BRIEF ::
The entries are to be duplicated exactly, with nothing left out.

Page and application data records
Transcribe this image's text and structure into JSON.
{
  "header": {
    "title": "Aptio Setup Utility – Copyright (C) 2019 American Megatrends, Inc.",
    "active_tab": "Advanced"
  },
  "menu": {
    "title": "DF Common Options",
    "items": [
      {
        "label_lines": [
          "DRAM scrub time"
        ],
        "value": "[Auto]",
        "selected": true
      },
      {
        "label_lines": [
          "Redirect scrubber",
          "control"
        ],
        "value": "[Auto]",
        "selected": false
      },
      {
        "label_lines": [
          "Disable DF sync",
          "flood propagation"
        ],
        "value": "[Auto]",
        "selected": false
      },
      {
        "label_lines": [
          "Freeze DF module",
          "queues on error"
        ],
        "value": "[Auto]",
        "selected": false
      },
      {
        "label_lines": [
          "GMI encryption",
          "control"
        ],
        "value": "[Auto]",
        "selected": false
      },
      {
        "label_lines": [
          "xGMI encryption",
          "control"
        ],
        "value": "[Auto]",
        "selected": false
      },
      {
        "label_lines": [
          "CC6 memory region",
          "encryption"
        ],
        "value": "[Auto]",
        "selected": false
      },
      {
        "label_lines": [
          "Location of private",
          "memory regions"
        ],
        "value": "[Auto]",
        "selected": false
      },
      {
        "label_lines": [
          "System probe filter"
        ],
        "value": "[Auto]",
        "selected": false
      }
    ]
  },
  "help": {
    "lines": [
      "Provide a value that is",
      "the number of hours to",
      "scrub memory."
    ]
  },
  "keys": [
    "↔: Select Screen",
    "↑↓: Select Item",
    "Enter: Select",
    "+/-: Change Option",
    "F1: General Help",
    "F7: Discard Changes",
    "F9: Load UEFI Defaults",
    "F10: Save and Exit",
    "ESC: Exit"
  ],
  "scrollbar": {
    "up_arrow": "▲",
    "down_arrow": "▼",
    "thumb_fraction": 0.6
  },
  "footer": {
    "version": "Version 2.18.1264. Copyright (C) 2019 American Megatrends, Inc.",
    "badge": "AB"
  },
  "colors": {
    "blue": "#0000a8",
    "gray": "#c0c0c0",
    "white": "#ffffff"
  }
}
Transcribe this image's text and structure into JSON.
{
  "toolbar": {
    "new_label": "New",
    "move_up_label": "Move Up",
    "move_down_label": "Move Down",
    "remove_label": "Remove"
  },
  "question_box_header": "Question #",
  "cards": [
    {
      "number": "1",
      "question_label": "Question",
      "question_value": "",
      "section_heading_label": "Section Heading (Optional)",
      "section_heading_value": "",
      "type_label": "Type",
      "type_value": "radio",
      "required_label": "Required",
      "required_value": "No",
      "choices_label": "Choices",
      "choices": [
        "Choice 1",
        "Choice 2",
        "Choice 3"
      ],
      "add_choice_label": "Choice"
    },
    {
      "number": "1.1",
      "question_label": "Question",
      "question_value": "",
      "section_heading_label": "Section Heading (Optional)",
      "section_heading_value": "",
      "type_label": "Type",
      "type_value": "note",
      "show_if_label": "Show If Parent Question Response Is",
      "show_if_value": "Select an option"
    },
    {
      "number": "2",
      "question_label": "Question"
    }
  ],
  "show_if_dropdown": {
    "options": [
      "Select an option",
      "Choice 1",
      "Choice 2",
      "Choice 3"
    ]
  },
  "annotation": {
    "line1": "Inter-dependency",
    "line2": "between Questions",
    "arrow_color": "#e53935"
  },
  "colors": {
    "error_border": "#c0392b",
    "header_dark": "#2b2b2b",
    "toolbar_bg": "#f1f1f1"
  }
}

RESPONSE TO THIS EXERCISE ::
Transcribe this image's text and structure into JSON.
{
  "header": {
    "title": "Aptio Setup Utility – Copyright (C) 2019 American Megatrends, Inc.",
    "active_tab": "Advanced"
  },
  "menu": {
    "title": "DF Common Options",
    "items": [
      {
        "label_lines": [
          "DRAM scrub time"
        ],
        "value": "[Auto]",
        "selected": true
      },
      {
        "label_lines": [
          "Redirect scrubber",
          "control"
        ],
        "value": "[Auto]",
        "selected": false
      },
      {
        "label_lines": [
          "Disable DF sync",
          "flood propagation"
        ],
        "value": "[Auto]",
        "selected": false
      },
      {
        "label_lines": [
          "Freeze DF module",
          "queues on error"
        ],
        "value": "[Auto]",
        "selected": false
      },
      {
        "label_lines": [
          "GMI encryption",
          "control"
        ],
        "value": "[Auto]",
        "selected": false
      },
      {
        "label_lines": [
          "xGMI encryption",
          "control"
        ],
        "value": "[Auto]",
        "selected": false
      },
      {
        "label_lines": [
          "CC6 memory region",
          "encryption"
        ],
        "value": "[Auto]",
        "selected": false
      },
      {
        "label_lines": [
          "Location of private",
          "memory regions"
        ],
        "value": "[Auto]",
        "selected": false
      },
      {
        "label_lines": [
          "System probe filter"
        ],
        "value": "[Auto]",
        "selected": false
      }
    ]
  },
  "help": {
    "lines": [
      "Provide a value that is",
      "the number of hours to",
      "scrub memory."
    ]
  },
  "keys": [
    "↔: Select Screen",
    "↑↓: Select Item",
    "Enter: Select",
    "+/-: Change Option",
    "F1: General Help",
    "F7: Discard Changes",
    "F9: Load UEFI Defaults",
    "F10: Save and Exit",
    "ESC: Exit"
  ],
  "scrollbar": {
    "up_arrow": "▲",
    "down_arrow": "▼",
    "thumb_fraction": 0.6
  },
  "footer": {
    "version": "Version 2.18.1264. Copyright (C) 2019 American Megatrends, Inc.",
    "badge": "AB"
  },
  "colors": {
    "blue": "#0000a8",
    "gray": "#c0c0c0",
    "white": "#ffffff"
  }
}
Transcribe this image's text and structure into JSON.
{
  "toolbar": {
    "new_label": "New",
    "move_up_label": "Move Up",
    "move_down_label": "Move Down",
    "remove_label": "Remove"
  },
  "question_box_header": "Question #",
  "cards": [
    {
      "number": "1",
      "question_label": "Question",
      "question_value": "",
      "section_heading_label": "Section Heading (Optional)",
      "section_heading_value": "",
      "type_label": "Type",
      "type_value": "radio",
      "required_label": "Required",
      "required_value": "No",
      "choices_label": "Choices",
      "choices": [
        "Choice 1",
        "Choice 2",
        "Choice 3"
      ],
      "add_choice_label": "Choice"
    },
    {
      "number": "1.1",
      "question_label": "Question",
      "question_value": "",
      "section_heading_label": "Section Heading (Optional)",
      "section_heading_value": "",
      "type_label": "Type",
      "type_value": "note",
      "show_if_label": "Show If Parent Question Response Is",
      "show_if_value": "Select an option"
    },
    {
      "number": "2",
      "question_label": "Question"
    }
  ],
  "show_if_dropdown": {
    "options": [
      "Select an option",
      "Choice 1",
      "Choice 2",
      "Choice 3"
    ]
  },
  "annotation": {
    "line1": "Inter-dependency",
    "line2": "between Questions",
    "arrow_color": "#e53935"
  },
  "colors": {
    "error_border": "#c0392b",
    "header_dark": "#2b2b2b",
    "toolbar_bg": "#f1f1f1"
  }
}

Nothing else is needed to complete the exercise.